A retired nurse from Belfast who has made Donegal her second home said she fears for relations between locals and visitors after the Covid-19 crisis.
The woman said she had to voice her opinion after recent commentary telling visitors to “go home” during the coronavirus pandemic.
She has been coming to the West Donegal region of Gaoth Dobhair since attending the Gaeltacht there as a child.
Five years ago herself and her doctor husband decided to buy a second home in the Derrybeg area.
A month ago before imposed isolation was introduced across Ireland, herself, her husband and her elderly mother decided to travel to their home in West Donegal for a few weeks.
“We love Donegal and we love spending as much time as we can here. I came here as a child and I spent so many great times here.
“We would spend about fifty per cent of our time here and we have never had any issues despite being from outside the area,” she said.
However, recent tensions between locals residents across Donegal and visitors from outside has left her uneasy.
She reveals that it has got to the stage where she does not drive the family car because it has a Northern registration.
“I haven’t had any issues with people locally and perhaps I’m just paranoid but I feel that some people are now looking at license plates to see if they are local or have yellow plates.
“My husband was in the local shop the last day and he heard a woman talking about people coming down from the North and being irresponsible. He spoke to her about it but she just scuttled off and didn’t say anything to him.
“I just want people to realise that every situation is not the same. We are here for over a month now and we are staying here and following all the guidelines being set down.
“However, I do fear that just because we are not from here that tensions could increase and I do fear for relations when all this is over,” she said.
She said she became concerned when she recently read about a local road sign being spray-painted telling people in campervans to go home.
She said she finally decided to speak out after comments she read by Donegal TD Padraig Mac Lochlainn.
He said that people holidaying in Donegal should return to their primary homes over Easter and during the Covid crisis.

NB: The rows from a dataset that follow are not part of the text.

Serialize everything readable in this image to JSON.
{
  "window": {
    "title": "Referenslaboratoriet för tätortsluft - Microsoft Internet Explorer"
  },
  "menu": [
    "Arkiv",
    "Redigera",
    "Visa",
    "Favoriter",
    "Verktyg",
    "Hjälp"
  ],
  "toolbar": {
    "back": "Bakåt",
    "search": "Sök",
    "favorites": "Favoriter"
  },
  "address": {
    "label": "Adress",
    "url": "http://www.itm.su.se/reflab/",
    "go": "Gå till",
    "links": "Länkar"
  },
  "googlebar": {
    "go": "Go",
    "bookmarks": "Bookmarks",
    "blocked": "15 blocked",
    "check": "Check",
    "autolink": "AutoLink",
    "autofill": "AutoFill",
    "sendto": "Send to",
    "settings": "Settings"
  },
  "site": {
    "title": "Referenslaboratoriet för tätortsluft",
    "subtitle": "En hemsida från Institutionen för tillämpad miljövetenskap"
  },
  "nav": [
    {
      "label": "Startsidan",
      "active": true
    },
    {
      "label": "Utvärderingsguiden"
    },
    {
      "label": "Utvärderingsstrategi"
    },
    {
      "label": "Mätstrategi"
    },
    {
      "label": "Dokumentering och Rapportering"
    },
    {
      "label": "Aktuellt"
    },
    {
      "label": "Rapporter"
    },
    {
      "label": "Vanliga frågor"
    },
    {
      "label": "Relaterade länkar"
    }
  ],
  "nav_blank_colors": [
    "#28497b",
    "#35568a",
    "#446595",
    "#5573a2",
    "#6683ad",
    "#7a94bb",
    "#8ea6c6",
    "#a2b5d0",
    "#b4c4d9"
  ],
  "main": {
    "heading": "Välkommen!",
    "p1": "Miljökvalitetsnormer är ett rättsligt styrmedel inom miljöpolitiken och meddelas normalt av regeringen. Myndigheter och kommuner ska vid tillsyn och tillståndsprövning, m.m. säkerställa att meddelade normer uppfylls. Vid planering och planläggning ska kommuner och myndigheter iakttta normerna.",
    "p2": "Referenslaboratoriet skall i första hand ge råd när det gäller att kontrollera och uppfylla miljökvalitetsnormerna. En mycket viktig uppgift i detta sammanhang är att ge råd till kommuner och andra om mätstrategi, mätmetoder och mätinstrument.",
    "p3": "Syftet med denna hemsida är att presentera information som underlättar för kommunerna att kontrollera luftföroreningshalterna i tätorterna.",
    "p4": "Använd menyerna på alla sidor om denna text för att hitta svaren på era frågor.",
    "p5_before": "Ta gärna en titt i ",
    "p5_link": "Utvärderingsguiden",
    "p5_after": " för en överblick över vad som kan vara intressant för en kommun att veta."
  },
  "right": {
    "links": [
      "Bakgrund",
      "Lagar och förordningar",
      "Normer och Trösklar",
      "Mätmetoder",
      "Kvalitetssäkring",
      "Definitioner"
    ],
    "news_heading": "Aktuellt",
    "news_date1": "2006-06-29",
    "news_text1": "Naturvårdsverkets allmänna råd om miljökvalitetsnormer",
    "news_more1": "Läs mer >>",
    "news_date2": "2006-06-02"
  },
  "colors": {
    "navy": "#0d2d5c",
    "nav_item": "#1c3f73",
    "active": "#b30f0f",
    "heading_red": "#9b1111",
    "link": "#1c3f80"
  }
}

“While the large majority are now doing so, I cannot believe that there are still people just ignoring the advice and now the emergency law. So as the Easter weekend approaches, let’s be clear.”
“If you are on holiday in Donegal right now, please go home (you will be welcomed back with open arms when this all passes) and if you are planning to visit Donegal or travel more than 2km from your home for anything other than going to work, caring for your loved ones or shopping in your nearest store, please don’t do it.
“Hopefully, no one will be detained or fined in Donegal in the time ahead but that is up to everyone to do what is right by our community and our country.”
However, she said she completely disagreed at what she called his ‘antagonistic tone.”
“While I completely understand his concerns regarding holidaymakers coming here for short stays over Easter and at other times during this pandemic, his article had an antagonistic tone and read as though it was directed at anyone from outside the county in residence here at this moment in time, “if you are on holiday here go home.”
“Donegal has the same issues with non-compliance with government directives as every other part of the world but the difference is they don’t seem to have to resort to this type of angry rhetoric.
“Speaking as someone who travelled to my second home in Donegal four weeks ago with my elderly mother and husband, both in the “at risk” category, I have never before felt as unwelcome as I do now. The appeal to people to adhere to social distancing, the 2kilometre limits and reducing unnecessary journeys applies to everyone and it is ironic that a Sinn Fein member refers to “our beaches “.
“Rather than admonishing people who are already in Donegal to “go home”, maybe it would be more sensible to advise them to stay put! This kind of belligerence can produce distasteful repercussions as I have experienced in Belfast, in the past. The incident with the spray paint in Derrybeg and now this letter, is causing unease and fear among those who are respectful of local rules and think of Donegal as their second home.”
She said she misses her children, one of whom is a nurse in a Covid ward at the Royal Victoria Hospital in Belfast.
She has other children in Belfast as well as a son in Vietnam and a daughter in London who are also in lockdown.
“They are in lockdown and I appreciate that. I’d love nothing better than to see them but I know they can’t come here. We keep in touch online,” she added.
She understands the frustration and annoyance of people with the Easter dash across the border.
“I completely disagree with that and those people should be following the guidelines and not traveling. I completely agree with the Gardai stopping people at the border,” she adds.Tags: